solve it.
Thank
I solved it but I've got 2 answers and I'm not sure. Sorry about my english. I'm not a native speaker .
perhaps you were a bit over-eager to use l'hopital?
we can use l'hopital once, to get:
$\displaystyle \lim_{x \to 0^+} \frac{e^{\sqrt{x}} - 1}{x} = \lim_{x \to 0^+} \frac{e^{\sqrt{x}}}{2\sqrt{x}}$
but in the latter limit, the numerator goes to 1, while the denominator goes to 0, so the ratio is unbounded.
If you allow complex values, then it is alright to use a two-sided limit but then if you are allowing such things, you might as well consider the limit on the complex plane. This might be a bit of a tangent but here we go. Let
$\displaystyle f(z) = \frac{e^{\sqrt{z}}-1}{z}$
for complex values $\displaystyle z$. We'll show that $\displaystyle f(z)$ is analytic. The condition with the Cauchy-Riemann equations is equivalent to saying that
$\displaystyle \frac{\partial f}{\partial \overline{z}} = \frac{1}{2}\left(\frac{\partial}{\partial x}+i\frac{\partial}{\partial y}\right)f = 0$
for $\displaystyle z = x + i y$
If you calculate this, it is indeed equal to zero.

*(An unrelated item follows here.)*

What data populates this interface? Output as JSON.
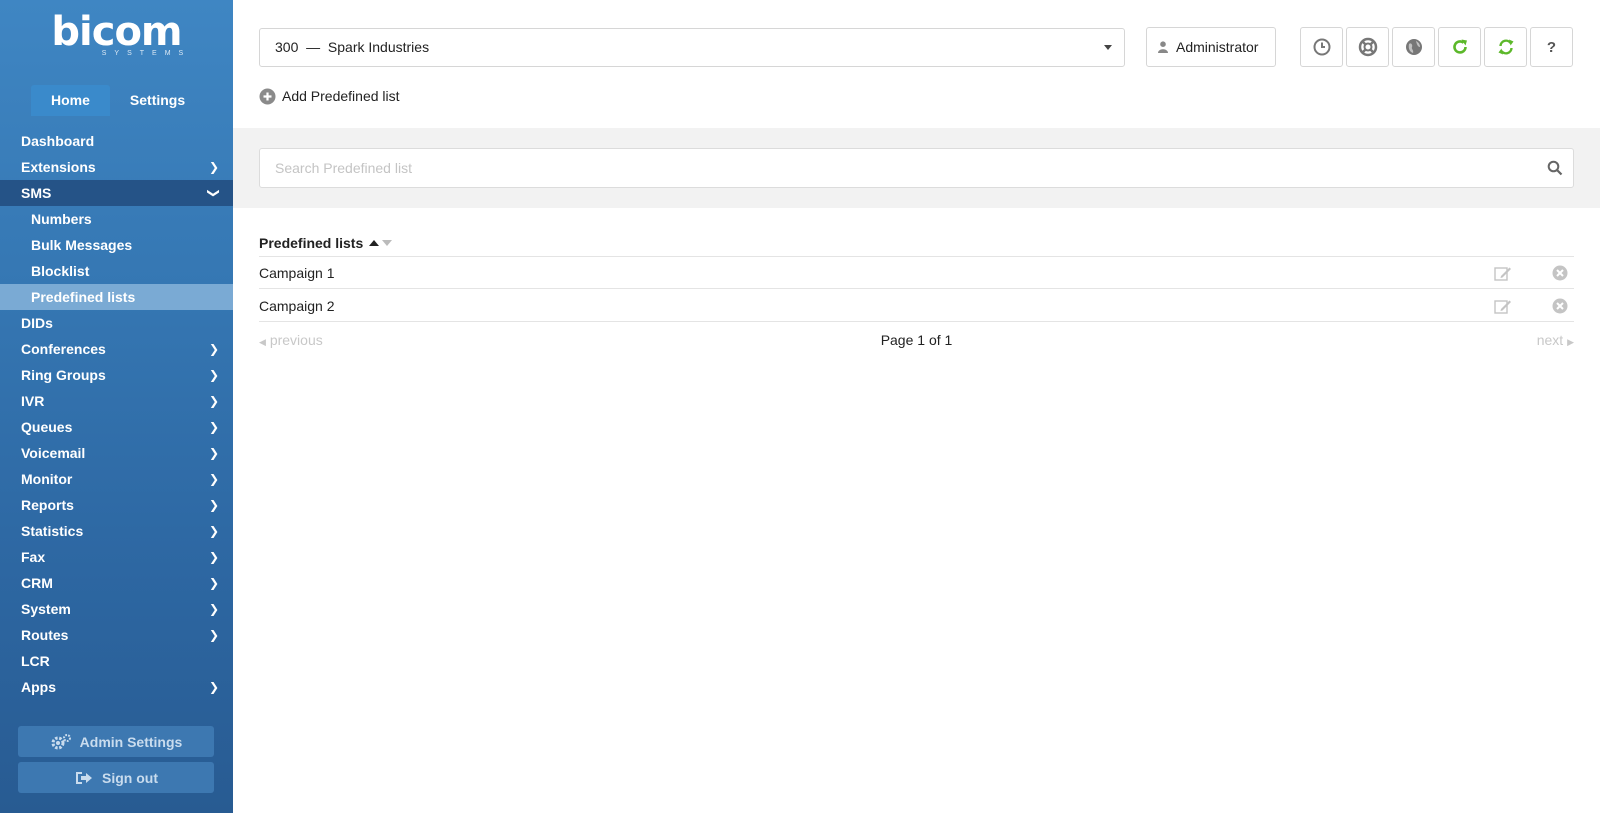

So the function is analytic and we can take the limit as $\displaystyle z \to 0$. The limit happens to be real and unbounded in the positive direction.